#### [PROBLEM REQUIREMENTS]
In this exercise, write out the data word for word and leave every image out.

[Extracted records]
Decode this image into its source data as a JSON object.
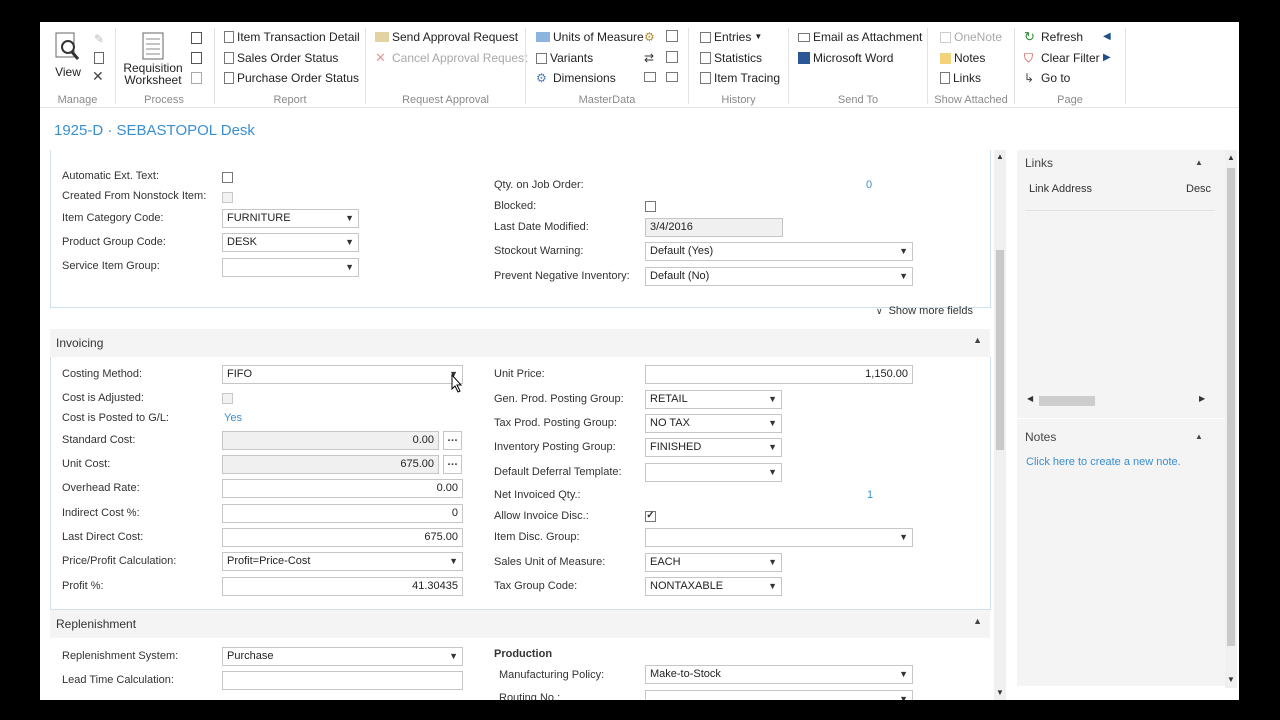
{
  "ribbon": {
    "manage": {
      "label": "Manage",
      "view": "View"
    },
    "process": {
      "label": "Process",
      "requisition_line1": "Requisition",
      "requisition_line2": "Worksheet"
    },
    "report": {
      "label": "Report",
      "items": [
        "Item Transaction Detail",
        "Sales Order Status",
        "Purchase Order Status"
      ]
    },
    "request_approval": {
      "label": "Request Approval",
      "send": "Send Approval Request",
      "cancel": "Cancel Approval Request"
    },
    "masterdata": {
      "label": "MasterData",
      "items": [
        "Units of Measure",
        "Variants",
        "Dimensions"
      ]
    },
    "history": {
      "label": "History",
      "items": [
        "Entries",
        "Statistics",
        "Item Tracing"
      ]
    },
    "send_to": {
      "label": "Send To",
      "items": [
        "Email as Attachment",
        "Microsoft Word"
      ]
    },
    "show_attached": {
      "label": "Show Attached",
      "items": [
        "OneNote",
        "Notes",
        "Links"
      ]
    },
    "page": {
      "label": "Page",
      "items": [
        "Refresh",
        "Clear Filter",
        "Go to"
      ]
    }
  },
  "title": "1925-D · SEBASTOPOL Desk",
  "item_section": {
    "left": [
      {
        "label": "Automatic Ext. Text:",
        "type": "check",
        "checked": false
      },
      {
        "label": "Created From Nonstock Item:",
        "type": "check",
        "checked": false,
        "disabled": true
      },
      {
        "label": "Item Category Code:",
        "type": "select",
        "value": "FURNITURE"
      },
      {
        "label": "Product Group Code:",
        "type": "select",
        "value": "DESK"
      },
      {
        "label": "Service Item Group:",
        "type": "select",
        "value": ""
      }
    ],
    "right": {
      "qty_job_label": "Qty. on Job Order:",
      "qty_job_value": "0",
      "blocked_label": "Blocked:",
      "last_modified_label": "Last Date Modified:",
      "last_modified_value": "3/4/2016",
      "stockout_label": "Stockout Warning:",
      "stockout_value": "Default (Yes)",
      "negative_inv_label": "Prevent Negative Inventory:",
      "negative_inv_value": "Default (No)"
    },
    "show_more": "Show more fields"
  },
  "invoicing": {
    "title": "Invoicing",
    "costing_method_label": "Costing Method:",
    "costing_method_value": "FIFO",
    "cost_adjusted_label": "Cost is Adjusted:",
    "cost_posted_label": "Cost is Posted to G/L:",
    "cost_posted_value": "Yes",
    "standard_cost_label": "Standard Cost:",
    "standard_cost_value": "0.00",
    "unit_cost_label": "Unit Cost:",
    "unit_cost_value": "675.00",
    "overhead_label": "Overhead Rate:",
    "overhead_value": "0.00",
    "indirect_label": "Indirect Cost %:",
    "indirect_value": "0",
    "last_direct_label": "Last Direct Cost:",
    "last_direct_value": "675.00",
    "price_profit_label": "Price/Profit Calculation:",
    "price_profit_value": "Profit=Price-Cost",
    "profit_label": "Profit %:",
    "profit_value": "41.30435",
    "unit_price_label": "Unit Price:",
    "unit_price_value": "1,150.00",
    "gen_prod_label": "Gen. Prod. Posting Group:",
    "gen_prod_value": "RETAIL",
    "tax_prod_label": "Tax Prod. Posting Group:",
    "tax_prod_value": "NO TAX",
    "inv_posting_label": "Inventory Posting Group:",
    "inv_posting_value": "FINISHED",
    "deferral_label": "Default Deferral Template:",
    "deferral_value": "",
    "net_invoiced_label": "Net Invoiced Qty.:",
    "net_invoiced_value": "1",
    "allow_disc_label": "Allow Invoice Disc.:",
    "item_disc_label": "Item Disc. Group:",
    "item_disc_value": "",
    "sales_uom_label": "Sales Unit of Measure:",
    "sales_uom_value": "EACH",
    "tax_group_label": "Tax Group Code:",
    "tax_group_value": "NONTAXABLE"
  },
  "replenishment": {
    "title": "Replenishment",
    "system_label": "Replenishment System:",
    "system_value": "Purchase",
    "lead_time_label": "Lead Time Calculation:",
    "lead_time_value": "",
    "production_label": "Production",
    "mfg_policy_label": "Manufacturing Policy:",
    "mfg_policy_value": "Make-to-Stock",
    "routing_label": "Routing No.:"
  },
  "factbox": {
    "links_title": "Links",
    "link_address": "Link Address",
    "desc": "Desc",
    "notes_title": "Notes",
    "new_note": "Click here to create a new note."
  },
  "colors": {
    "accent": "#3a8fd0",
    "section_border": "#cfe0ef"
  }
}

#### [SOLVED PROBLEM]
Decode this image into its source data as a JSON object.
{
  "ribbon": {
    "manage": {
      "label": "Manage",
      "view": "View"
    },
    "process": {
      "label": "Process",
      "requisition_line1": "Requisition",
      "requisition_line2": "Worksheet"
    },
    "report": {
      "label": "Report",
      "items": [
        "Item Transaction Detail",
        "Sales Order Status",
        "Purchase Order Status"
      ]
    },
    "request_approval": {
      "label": "Request Approval",
      "send": "Send Approval Request",
      "cancel": "Cancel Approval Request"
    },
    "masterdata": {
      "label": "MasterData",
      "items": [
        "Units of Measure",
        "Variants",
        "Dimensions"
      ]
    },
    "history": {
      "label": "History",
      "items": [
        "Entries",
        "Statistics",
        "Item Tracing"
      ]
    },
    "send_to": {
      "label": "Send To",
      "items": [
        "Email as Attachment",
        "Microsoft Word"
      ]
    },
    "show_attached": {
      "label": "Show Attached",
      "items": [
        "OneNote",
        "Notes",
        "Links"
      ]
    },
    "page": {
      "label": "Page",
      "items": [
        "Refresh",
        "Clear Filter",
        "Go to"
      ]
    }
  },
  "title": "1925-D · SEBASTOPOL Desk",
  "item_section": {
    "left": [
      {
        "label": "Automatic Ext. Text:",
        "type": "check",
        "checked": false
      },
      {
        "label": "Created From Nonstock Item:",
        "type": "check",
        "checked": false,
        "disabled": true
      },
      {
        "label": "Item Category Code:",
        "type": "select",
        "value": "FURNITURE"
      },
      {
        "label": "Product Group Code:",
        "type": "select",
        "value": "DESK"
      },
      {
        "label": "Service Item Group:",
        "type": "select",
        "value": ""
      }
    ],
    "right": {
      "qty_job_label": "Qty. on Job Order:",
      "qty_job_value": "0",
      "blocked_label": "Blocked:",
      "last_modified_label": "Last Date Modified:",
      "last_modified_value": "3/4/2016",
      "stockout_label": "Stockout Warning:",
      "stockout_value": "Default (Yes)",
      "negative_inv_label": "Prevent Negative Inventory:",
      "negative_inv_value": "Default (No)"
    },
    "show_more": "Show more fields"
  },
  "invoicing": {
    "title": "Invoicing",
    "costing_method_label": "Costing Method:",
    "costing_method_value": "FIFO",
    "cost_adjusted_label": "Cost is Adjusted:",
    "cost_posted_label": "Cost is Posted to G/L:",
    "cost_posted_value": "Yes",
    "standard_cost_label": "Standard Cost:",
    "standard_cost_value": "0.00",
    "unit_cost_label": "Unit Cost:",
    "unit_cost_value": "675.00",
    "overhead_label": "Overhead Rate:",
    "overhead_value": "0.00",
    "indirect_label": "Indirect Cost %:",
    "indirect_value": "0",
    "last_direct_label": "Last Direct Cost:",
    "last_direct_value": "675.00",
    "price_profit_label": "Price/Profit Calculation:",
    "price_profit_value": "Profit=Price-Cost",
    "profit_label": "Profit %:",
    "profit_value": "41.30435",
    "unit_price_label": "Unit Price:",
    "unit_price_value": "1,150.00",
    "gen_prod_label": "Gen. Prod. Posting Group:",
    "gen_prod_value": "RETAIL",
    "tax_prod_label": "Tax Prod. Posting Group:",
    "tax_prod_value": "NO TAX",
    "inv_posting_label": "Inventory Posting Group:",
    "inv_posting_value": "FINISHED",
    "deferral_label": "Default Deferral Template:",
    "deferral_value": "",
    "net_invoiced_label": "Net Invoiced Qty.:",
    "net_invoiced_value": "1",
    "allow_disc_label": "Allow Invoice Disc.:",
    "item_disc_label": "Item Disc. Group:",
    "item_disc_value": "",
    "sales_uom_label": "Sales Unit of Measure:",
    "sales_uom_value": "EACH",
    "tax_group_label": "Tax Group Code:",
    "tax_group_value": "NONTAXABLE"
  },
  "replenishment": {
    "title": "Replenishment",
    "system_label": "Replenishment System:",
    "system_value": "Purchase",
    "lead_time_label": "Lead Time Calculation:",
    "lead_time_value": "",
    "production_label": "Production",
    "mfg_policy_label": "Manufacturing Policy:",
    "mfg_policy_value": "Make-to-Stock",
    "routing_label": "Routing No.:"
  },
  "factbox": {
    "links_title": "Links",
    "link_address": "Link Address",
    "desc": "Desc",
    "notes_title": "Notes",
    "new_note": "Click here to create a new note."
  },
  "colors": {
    "accent": "#3a8fd0",
    "section_border": "#cfe0ef"
  }
}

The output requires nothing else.